**Exercise requirements:**
I would like every record printed again, exactly as shown.

Dataset records
# # # # # # #

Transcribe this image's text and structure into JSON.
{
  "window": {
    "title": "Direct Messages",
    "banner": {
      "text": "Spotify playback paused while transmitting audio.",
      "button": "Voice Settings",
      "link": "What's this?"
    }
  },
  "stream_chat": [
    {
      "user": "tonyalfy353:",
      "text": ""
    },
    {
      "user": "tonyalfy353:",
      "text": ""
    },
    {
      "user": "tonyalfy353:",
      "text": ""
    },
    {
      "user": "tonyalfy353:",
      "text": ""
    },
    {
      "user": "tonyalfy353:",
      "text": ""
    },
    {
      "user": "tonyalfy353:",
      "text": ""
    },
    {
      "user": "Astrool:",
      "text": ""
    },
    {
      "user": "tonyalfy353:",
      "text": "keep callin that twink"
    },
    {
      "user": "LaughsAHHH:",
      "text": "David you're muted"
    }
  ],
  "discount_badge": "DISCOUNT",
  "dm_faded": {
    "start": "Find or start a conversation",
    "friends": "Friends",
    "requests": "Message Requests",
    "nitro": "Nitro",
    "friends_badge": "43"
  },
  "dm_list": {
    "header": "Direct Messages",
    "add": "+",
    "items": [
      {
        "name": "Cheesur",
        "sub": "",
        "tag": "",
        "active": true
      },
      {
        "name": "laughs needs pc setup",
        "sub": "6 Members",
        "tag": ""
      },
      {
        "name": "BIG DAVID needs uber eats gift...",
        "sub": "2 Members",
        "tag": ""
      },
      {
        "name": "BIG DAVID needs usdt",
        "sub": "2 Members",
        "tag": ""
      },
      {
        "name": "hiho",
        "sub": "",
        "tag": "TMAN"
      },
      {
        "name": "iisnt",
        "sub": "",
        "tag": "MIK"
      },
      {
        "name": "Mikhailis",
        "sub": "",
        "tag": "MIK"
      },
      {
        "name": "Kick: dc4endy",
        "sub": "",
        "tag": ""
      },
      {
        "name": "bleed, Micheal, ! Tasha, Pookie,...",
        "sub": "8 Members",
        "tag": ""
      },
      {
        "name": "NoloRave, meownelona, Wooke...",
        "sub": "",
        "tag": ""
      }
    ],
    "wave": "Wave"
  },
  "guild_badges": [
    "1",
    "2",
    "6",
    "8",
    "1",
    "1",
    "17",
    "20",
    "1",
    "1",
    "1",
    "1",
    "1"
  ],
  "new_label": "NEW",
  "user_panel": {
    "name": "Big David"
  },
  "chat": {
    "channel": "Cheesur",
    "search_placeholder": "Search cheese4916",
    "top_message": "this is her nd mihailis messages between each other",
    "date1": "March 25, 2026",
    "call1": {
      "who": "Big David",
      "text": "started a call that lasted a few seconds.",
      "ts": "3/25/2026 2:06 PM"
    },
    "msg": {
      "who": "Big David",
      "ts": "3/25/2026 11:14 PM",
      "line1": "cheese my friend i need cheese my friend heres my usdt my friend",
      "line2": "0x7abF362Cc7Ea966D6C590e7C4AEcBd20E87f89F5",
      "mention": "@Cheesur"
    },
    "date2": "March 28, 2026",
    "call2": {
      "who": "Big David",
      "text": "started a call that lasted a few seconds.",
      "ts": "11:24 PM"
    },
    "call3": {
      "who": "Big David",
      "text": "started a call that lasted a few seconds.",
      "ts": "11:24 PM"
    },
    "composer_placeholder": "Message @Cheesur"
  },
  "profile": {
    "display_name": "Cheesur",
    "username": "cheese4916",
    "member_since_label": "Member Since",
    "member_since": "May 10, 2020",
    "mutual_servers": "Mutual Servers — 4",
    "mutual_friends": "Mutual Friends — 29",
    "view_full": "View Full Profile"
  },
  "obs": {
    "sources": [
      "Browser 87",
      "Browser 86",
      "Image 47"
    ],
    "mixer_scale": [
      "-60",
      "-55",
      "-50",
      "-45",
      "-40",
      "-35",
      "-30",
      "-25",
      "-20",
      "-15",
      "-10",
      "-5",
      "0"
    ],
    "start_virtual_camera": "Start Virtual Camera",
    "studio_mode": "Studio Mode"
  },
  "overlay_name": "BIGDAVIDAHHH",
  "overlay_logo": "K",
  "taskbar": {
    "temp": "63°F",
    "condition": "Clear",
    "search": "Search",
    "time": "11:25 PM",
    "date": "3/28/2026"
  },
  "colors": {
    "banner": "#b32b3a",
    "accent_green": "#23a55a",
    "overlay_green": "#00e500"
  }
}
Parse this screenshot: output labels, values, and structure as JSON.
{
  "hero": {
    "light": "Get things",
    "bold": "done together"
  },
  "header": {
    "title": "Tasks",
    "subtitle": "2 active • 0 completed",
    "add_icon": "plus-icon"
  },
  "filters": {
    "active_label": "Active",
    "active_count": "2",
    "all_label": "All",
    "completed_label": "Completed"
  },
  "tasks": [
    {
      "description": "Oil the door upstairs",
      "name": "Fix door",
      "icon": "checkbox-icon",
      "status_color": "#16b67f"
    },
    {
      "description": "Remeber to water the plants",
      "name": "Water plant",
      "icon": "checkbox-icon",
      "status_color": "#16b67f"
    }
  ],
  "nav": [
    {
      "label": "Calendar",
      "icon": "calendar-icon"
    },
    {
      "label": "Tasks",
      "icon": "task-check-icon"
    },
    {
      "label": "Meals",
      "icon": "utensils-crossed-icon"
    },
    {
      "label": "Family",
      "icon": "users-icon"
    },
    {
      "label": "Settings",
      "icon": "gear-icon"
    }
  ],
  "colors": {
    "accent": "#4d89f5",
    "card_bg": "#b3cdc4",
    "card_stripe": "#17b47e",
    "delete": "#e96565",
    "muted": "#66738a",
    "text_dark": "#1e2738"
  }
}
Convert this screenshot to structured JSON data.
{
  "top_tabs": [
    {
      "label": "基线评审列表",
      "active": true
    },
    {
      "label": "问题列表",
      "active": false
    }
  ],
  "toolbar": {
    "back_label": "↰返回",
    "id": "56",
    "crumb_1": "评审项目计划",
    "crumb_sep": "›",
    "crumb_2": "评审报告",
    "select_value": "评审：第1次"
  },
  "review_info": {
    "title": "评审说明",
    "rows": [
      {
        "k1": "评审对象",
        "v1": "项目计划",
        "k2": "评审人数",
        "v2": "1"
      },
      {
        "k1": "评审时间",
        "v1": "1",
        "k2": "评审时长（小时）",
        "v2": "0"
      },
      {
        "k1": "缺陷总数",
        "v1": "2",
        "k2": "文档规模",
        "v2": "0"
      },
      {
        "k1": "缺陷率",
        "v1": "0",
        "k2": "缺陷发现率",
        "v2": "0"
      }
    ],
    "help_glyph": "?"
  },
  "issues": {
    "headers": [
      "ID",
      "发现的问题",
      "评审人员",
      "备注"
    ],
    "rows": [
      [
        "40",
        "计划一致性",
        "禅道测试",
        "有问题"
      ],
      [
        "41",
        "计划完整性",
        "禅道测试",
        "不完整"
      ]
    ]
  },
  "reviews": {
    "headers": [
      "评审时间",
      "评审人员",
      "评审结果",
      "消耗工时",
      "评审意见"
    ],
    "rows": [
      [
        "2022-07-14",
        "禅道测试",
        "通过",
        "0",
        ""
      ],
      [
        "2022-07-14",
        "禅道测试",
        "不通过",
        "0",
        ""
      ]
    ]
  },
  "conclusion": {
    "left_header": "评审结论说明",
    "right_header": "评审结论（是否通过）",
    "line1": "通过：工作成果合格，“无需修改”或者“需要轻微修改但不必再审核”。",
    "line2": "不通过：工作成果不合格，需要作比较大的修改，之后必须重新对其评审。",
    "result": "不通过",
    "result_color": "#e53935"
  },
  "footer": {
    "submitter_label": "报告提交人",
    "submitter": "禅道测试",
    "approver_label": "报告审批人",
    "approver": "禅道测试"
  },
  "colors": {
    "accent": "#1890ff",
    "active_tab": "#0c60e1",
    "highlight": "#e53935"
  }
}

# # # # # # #

**Exercise output:**
Transcribe this image's text and structure into JSON.
{
  "window": {
    "title": "Direct Messages",
    "banner": {
      "text": "Spotify playback paused while transmitting audio.",
      "button": "Voice Settings",
      "link": "What's this?"
    }
  },
  "stream_chat": [
    {
      "user": "tonyalfy353:",
      "text": ""
    },
    {
      "user": "tonyalfy353:",
      "text": ""
    },
    {
      "user": "tonyalfy353:",
      "text": ""
    },
    {
      "user": "tonyalfy353:",
      "text": ""
    },
    {
      "user": "tonyalfy353:",
      "text": ""
    },
    {
      "user": "tonyalfy353:",
      "text": ""
    },
    {
      "user": "Astrool:",
      "text": ""
    },
    {
      "user": "tonyalfy353:",
      "text": "keep callin that twink"
    },
    {
      "user": "LaughsAHHH:",
      "text": "David you're muted"
    }
  ],
  "discount_badge": "DISCOUNT",
  "dm_faded": {
    "start": "Find or start a conversation",
    "friends": "Friends",
    "requests": "Message Requests",
    "nitro": "Nitro",
    "friends_badge": "43"
  },
  "dm_list": {
    "header": "Direct Messages",
    "add": "+",
    "items": [
      {
        "name": "Cheesur",
        "sub": "",
        "tag": "",
        "active": true
      },
      {
        "name": "laughs needs pc setup",
        "sub": "6 Members",
        "tag": ""
      },
      {
        "name": "BIG DAVID needs uber eats gift...",
        "sub": "2 Members",
        "tag": ""
      },
      {
        "name": "BIG DAVID needs usdt",
        "sub": "2 Members",
        "tag": ""
      },
      {
        "name": "hiho",
        "sub": "",
        "tag": "TMAN"
      },
      {
        "name": "iisnt",
        "sub": "",
        "tag": "MIK"
      },
      {
        "name": "Mikhailis",
        "sub": "",
        "tag": "MIK"
      },
      {
        "name": "Kick: dc4endy",
        "sub": "",
        "tag": ""
      },
      {
        "name": "bleed, Micheal, ! Tasha, Pookie,...",
        "sub": "8 Members",
        "tag": ""
      },
      {
        "name": "NoloRave, meownelona, Wooke...",
        "sub": "",
        "tag": ""
      }
    ],
    "wave": "Wave"
  },
  "guild_badges": [
    "1",
    "2",
    "6",
    "8",
    "1",
    "1",
    "17",
    "20",
    "1",
    "1",
    "1",
    "1",
    "1"
  ],
  "new_label": "NEW",
  "user_panel": {
    "name": "Big David"
  },
  "chat": {
    "channel": "Cheesur",
    "search_placeholder": "Search cheese4916",
    "top_message": "this is her nd mihailis messages between each other",
    "date1": "March 25, 2026",
    "call1": {
      "who": "Big David",
      "text": "started a call that lasted a few seconds.",
      "ts": "3/25/2026 2:06 PM"
    },
    "msg": {
      "who": "Big David",
      "ts": "3/25/2026 11:14 PM",
      "line1": "cheese my friend i need cheese my friend heres my usdt my friend",
      "line2": "0x7abF362Cc7Ea966D6C590e7C4AEcBd20E87f89F5",
      "mention": "@Cheesur"
    },
    "date2": "March 28, 2026",
    "call2": {
      "who": "Big David",
      "text": "started a call that lasted a few seconds.",
      "ts": "11:24 PM"
    },
    "call3": {
      "who": "Big David",
      "text": "started a call that lasted a few seconds.",
      "ts": "11:24 PM"
    },
    "composer_placeholder": "Message @Cheesur"
  },
  "profile": {
    "display_name": "Cheesur",
    "username": "cheese4916",
    "member_since_label": "Member Since",
    "member_since": "May 10, 2020",
    "mutual_servers": "Mutual Servers — 4",
    "mutual_friends": "Mutual Friends — 29",
    "view_full": "View Full Profile"
  },
  "obs": {
    "sources": [
      "Browser 87",
      "Browser 86",
      "Image 47"
    ],
    "mixer_scale": [
      "-60",
      "-55",
      "-50",
      "-45",
      "-40",
      "-35",
      "-30",
      "-25",
      "-20",
      "-15",
      "-10",
      "-5",
      "0"
    ],
    "start_virtual_camera": "Start Virtual Camera",
    "studio_mode": "Studio Mode"
  },
  "overlay_name": "BIGDAVIDAHHH",
  "overlay_logo": "K",
  "taskbar": {
    "temp": "63°F",
    "condition": "Clear",
    "search": "Search",
    "time": "11:25 PM",
    "date": "3/28/2026"
  },
  "colors": {
    "banner": "#b32b3a",
    "accent_green": "#23a55a",
    "overlay_green": "#00e500"
  }
}
Parse this screenshot: output labels, values, and structure as JSON.
{
  "hero": {
    "light": "Get things",
    "bold": "done together"
  },
  "header": {
    "title": "Tasks",
    "subtitle": "2 active • 0 completed",
    "add_icon": "plus-icon"
  },
  "filters": {
    "active_label": "Active",
    "active_count": "2",
    "all_label": "All",
    "completed_label": "Completed"
  },
  "tasks": [
    {
      "description": "Oil the door upstairs",
      "name": "Fix door",
      "icon": "checkbox-icon",
      "status_color": "#16b67f"
    },
    {
      "description": "Remeber to water the plants",
      "name": "Water plant",
      "icon": "checkbox-icon",
      "status_color": "#16b67f"
    }
  ],
  "nav": [
    {
      "label": "Calendar",
      "icon": "calendar-icon"
    },
    {
      "label": "Tasks",
      "icon": "task-check-icon"
    },
    {
      "label": "Meals",
      "icon": "utensils-crossed-icon"
    },
    {
      "label": "Family",
      "icon": "users-icon"
    },
    {
      "label": "Settings",
      "icon": "gear-icon"
    }
  ],
  "colors": {
    "accent": "#4d89f5",
    "card_bg": "#b3cdc4",
    "card_stripe": "#17b47e",
    "delete": "#e96565",
    "muted": "#66738a",
    "text_dark": "#1e2738"
  }
}
Convert this screenshot to structured JSON data.
{
  "top_tabs": [
    {
      "label": "基线评审列表",
      "active": true
    },
    {
      "label": "问题列表",
      "active": false
    }
  ],
  "toolbar": {
    "back_label": "↰返回",
    "id": "56",
    "crumb_1": "评审项目计划",
    "crumb_sep": "›",
    "crumb_2": "评审报告",
    "select_value": "评审：第1次"
  },
  "review_info": {
    "title": "评审说明",
    "rows": [
      {
        "k1": "评审对象",
        "v1": "项目计划",
        "k2": "评审人数",
        "v2": "1"
      },
      {
        "k1": "评审时间",
        "v1": "1",
        "k2": "评审时长（小时）",
        "v2": "0"
      },
      {
        "k1": "缺陷总数",
        "v1": "2",
        "k2": "文档规模",
        "v2": "0"
      },
      {
        "k1": "缺陷率",
        "v1": "0",
        "k2": "缺陷发现率",
        "v2": "0"
      }
    ],
    "help_glyph": "?"
  },
  "issues": {
    "headers": [
      "ID",
      "发现的问题",
      "评审人员",
      "备注"
    ],
    "rows": [
      [
        "40",
        "计划一致性",
        "禅道测试",
        "有问题"
      ],
      [
        "41",
        "计划完整性",
        "禅道测试",
        "不完整"
      ]
    ]
  },
  "reviews": {
    "headers": [
      "评审时间",
      "评审人员",
      "评审结果",
      "消耗工时",
      "评审意见"
    ],
    "rows": [
      [
        "2022-07-14",
        "禅道测试",
        "通过",
        "0",
        ""
      ],
      [
        "2022-07-14",
        "禅道测试",
        "不通过",
        "0",
        ""
      ]
    ]
  },
  "conclusion": {
    "left_header": "评审结论说明",
    "right_header": "评审结论（是否通过）",
    "line1": "通过：工作成果合格，“无需修改”或者“需要轻微修改但不必再审核”。",
    "line2": "不通过：工作成果不合格，需要作比较大的修改，之后必须重新对其评审。",
    "result": "不通过",
    "result_color": "#e53935"
  },
  "footer": {
    "submitter_label": "报告提交人",
    "submitter": "禅道测试",
    "approver_label": "报告审批人",
    "approver": "禅道测试"
  },
  "colors": {
    "accent": "#1890ff",
    "active_tab": "#0c60e1",
    "highlight": "#e53935"
  }
}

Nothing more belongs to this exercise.